[Start of Attachment]

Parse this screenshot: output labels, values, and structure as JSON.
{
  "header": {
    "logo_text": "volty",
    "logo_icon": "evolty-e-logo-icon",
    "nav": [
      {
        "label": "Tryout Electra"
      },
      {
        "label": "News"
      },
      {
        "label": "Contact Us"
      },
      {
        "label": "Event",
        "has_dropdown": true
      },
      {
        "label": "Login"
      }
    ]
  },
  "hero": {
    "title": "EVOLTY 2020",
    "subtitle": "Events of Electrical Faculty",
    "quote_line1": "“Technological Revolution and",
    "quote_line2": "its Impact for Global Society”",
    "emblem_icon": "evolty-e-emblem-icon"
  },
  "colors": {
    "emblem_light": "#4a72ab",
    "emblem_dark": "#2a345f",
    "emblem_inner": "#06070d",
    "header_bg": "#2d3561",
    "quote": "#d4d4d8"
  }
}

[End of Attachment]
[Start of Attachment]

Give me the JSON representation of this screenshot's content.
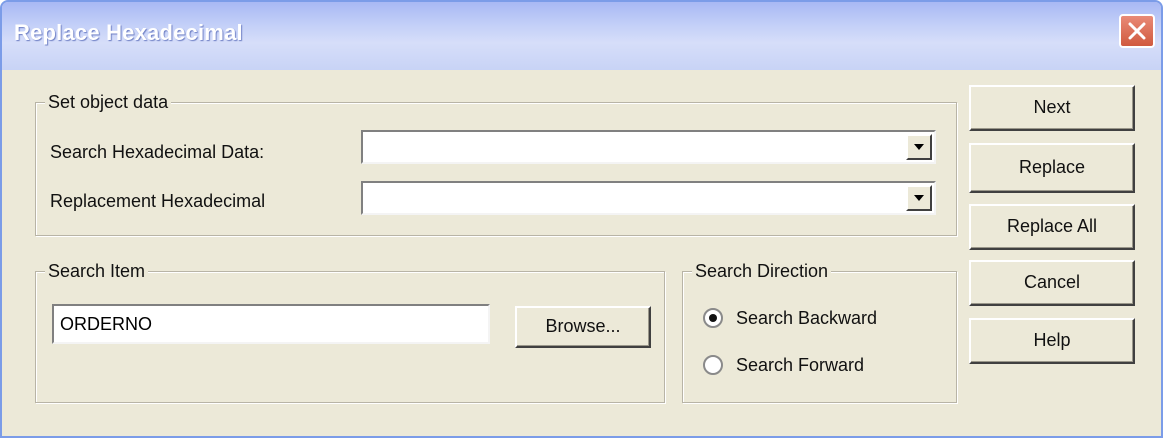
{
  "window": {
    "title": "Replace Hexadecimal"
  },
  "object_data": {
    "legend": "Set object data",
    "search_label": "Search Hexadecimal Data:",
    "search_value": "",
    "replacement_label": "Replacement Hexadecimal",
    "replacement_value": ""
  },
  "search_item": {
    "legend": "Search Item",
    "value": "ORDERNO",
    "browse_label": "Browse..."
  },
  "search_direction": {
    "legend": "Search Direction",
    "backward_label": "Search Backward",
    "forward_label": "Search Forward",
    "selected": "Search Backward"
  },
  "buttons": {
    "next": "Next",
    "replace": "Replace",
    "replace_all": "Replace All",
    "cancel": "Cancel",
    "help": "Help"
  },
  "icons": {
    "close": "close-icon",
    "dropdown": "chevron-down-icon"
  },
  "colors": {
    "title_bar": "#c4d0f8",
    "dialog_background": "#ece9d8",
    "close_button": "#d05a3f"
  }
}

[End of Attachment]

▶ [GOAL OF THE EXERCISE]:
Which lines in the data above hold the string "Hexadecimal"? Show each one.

▶ [WRITTEN REPLY]:
    "title": "Replace Hexadecimal"
    "search_label": "Search Hexadecimal Data:",
    "replacement_label": "Replacement Hexadecimal",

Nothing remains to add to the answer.